Introvert Survival Tips for Business Travel

  • Get a Kindle

Or some kind of e-reader.  Introverts tend to be readers, and I always take books when I travel, but it has never been more convenient to bring lots of reading material with you than with the current capability and ubiquity of e-readers.  I read four books during this week-long trip!

You can use e-readers on your flights as long as they’re in “airplane mode,” and nothing politely says “don’t talk to me” better than your nose in a Kindle.  We had all of our evenings free during the workshop, so heading to bed early and reading for several hours was a wonderful way to recharge after a busy day.

  • Make a good first impression

First impressions are important.  I know your flight was delayed two hours, and you fell asleep in the cab to the conference center, but pull it together!  Being polite and friendly at the outset will buy you goodwill later.  People will still think of you as nice instead of standoffish when you skip the nightly social events.

Keep a reserve of conversation topics for mingling; remember you are there for work, after all, so you can always talk shop.  At our welcome reception, I discovered another participant was actually from the same Ohio town as I am!  We got to be friends over the week and even shared a ride back to the airport.

  • Find the other introverts

You are not alone!  According to Cain, around one third to one half of people are introverts, and there are bound to be some at your event.  The best lunchtime I had at the workshop was actually not eating alone, but at a small table with 3 other researchers where we got have an hour-long, in-depth discussion of our various research projects, and how we hoped the techniques we were learning would benefit us.

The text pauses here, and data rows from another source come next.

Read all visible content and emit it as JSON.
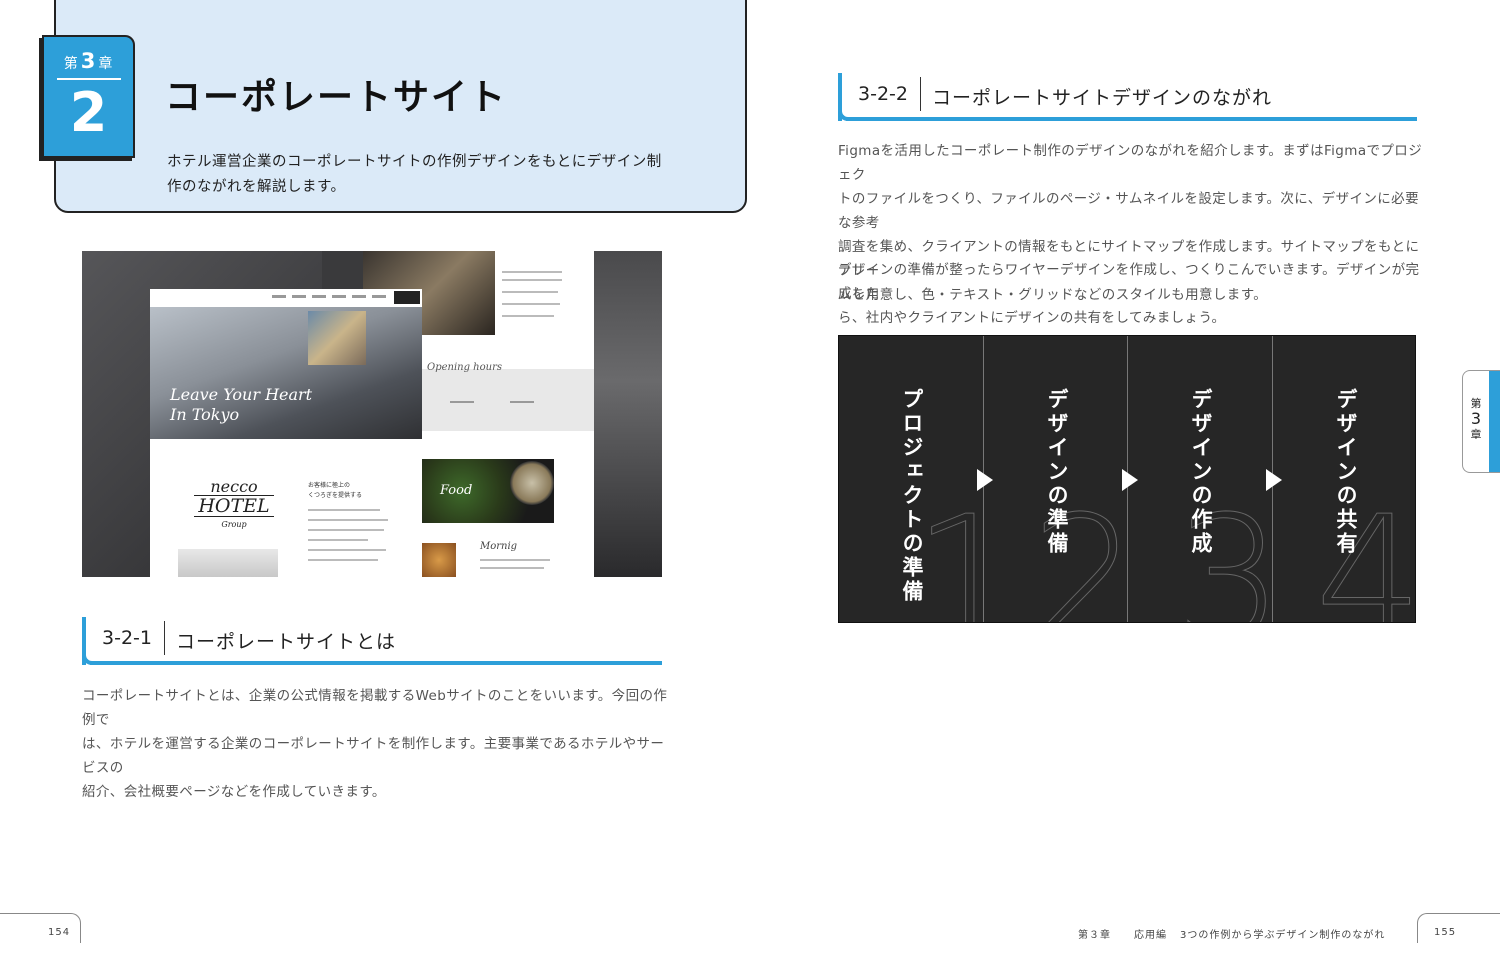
{
  "chapter": {
    "label_prefix": "第",
    "number": "3",
    "label_suffix": "章",
    "section_number": "2",
    "title": "コーポレートサイト",
    "description_line1": "ホテル運営企業のコーポレートサイトの作例デザインをもとにデザイン制",
    "description_line2": "作のながれを解説します。"
  },
  "mockup": {
    "hero_line1": "Leave Your Heart",
    "hero_line2": "In Tokyo",
    "logo_line1": "necco",
    "logo_line2": "HOTEL",
    "logo_line3": "Group",
    "jp_heading_line1": "お客様に極上の",
    "jp_heading_line2": "くつろぎを提供する",
    "opening_hours": "Opening hours",
    "food_label": "Food",
    "mornig_label": "Mornig"
  },
  "section1": {
    "number": "3-2-1",
    "title": "コーポレートサイトとは",
    "para_lines": [
      "コーポレートサイトとは、企業の公式情報を掲載するWebサイトのことをいいます。今回の作例で",
      "は、ホテルを運営する企業のコーポレートサイトを制作します。主要事業であるホテルやサービスの",
      "紹介、会社概要ページなどを作成していきます。"
    ]
  },
  "section2": {
    "number": "3-2-2",
    "title": "コーポレートサイトデザインのながれ",
    "para1_lines": [
      "Figmaを活用したコーポレート制作のデザインのながれを紹介します。まずはFigmaでプロジェク",
      "トのファイルをつくり、ファイルのページ・サムネイルを設定します。次に、デザインに必要な参考",
      "調査を集め、クライアントの情報をもとにサイトマップを作成します。サイトマップをもとにフレー",
      "ムを用意し、色・テキスト・グリッドなどのスタイルも用意します。"
    ],
    "para2_lines": [
      "デザインの準備が整ったらワイヤーデザインを作成し、つくりこんでいきます。デザインが完成した",
      "ら、社内やクライアントにデザインの共有をしてみましょう。"
    ]
  },
  "flow": {
    "steps": [
      {
        "number": "1",
        "label": "プロジェクトの準備"
      },
      {
        "number": "2",
        "label": "デザインの準備"
      },
      {
        "number": "3",
        "label": "デザインの作成"
      },
      {
        "number": "4",
        "label": "デザインの共有"
      }
    ]
  },
  "side_tab": {
    "prefix": "第",
    "number": "3",
    "suffix": "章"
  },
  "footer": {
    "left_page": "154",
    "right_page": "155",
    "chapter": "第３章",
    "section": "応用編",
    "running_title": "3つの作例から学ぶデザイン制作のながれ"
  },
  "colors": {
    "accent": "#2d9fd9",
    "header_bg": "#dbeaf8",
    "flow_bg": "#262626"
  }
}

Later in the week, I took a spontaneous trip into the downtown of Bar Harbor with this small group; we wandered together for a while, then apart for a bit, then reconvened for a stop at the ice cream shop before heading back to the conference center for dinner.  Bar Harbor is an adorable town and I might have missed seeing it if I hadn’t gone with a group.

Bar Harbor
  • You can always try again

So you don’t feel like going to the bar with your colleagues one night.  That’s fine!  They are (probably) not judging you.  Tomorrow they might go somewhere different, and you will join them.  Skipping one (or a few) social events to read in your room does not mean you are barred from socializing for the rest of the conference.  Networking is important, so do some schmoozing when you can, and don’t feel guilty when you need a break.


I’d love to hear more from readers about other ideas for dealing with business travel as an introvert. Leave a comment and we’ll have a nice, in-depth introvert discussion.

I am happy to say I had a wonderful trip.  I learned what I went to learn, and had a great time doing it.  Of course I did.  I don’t know why I was so worried.

(You can check out some pretty pictures from the trip here.)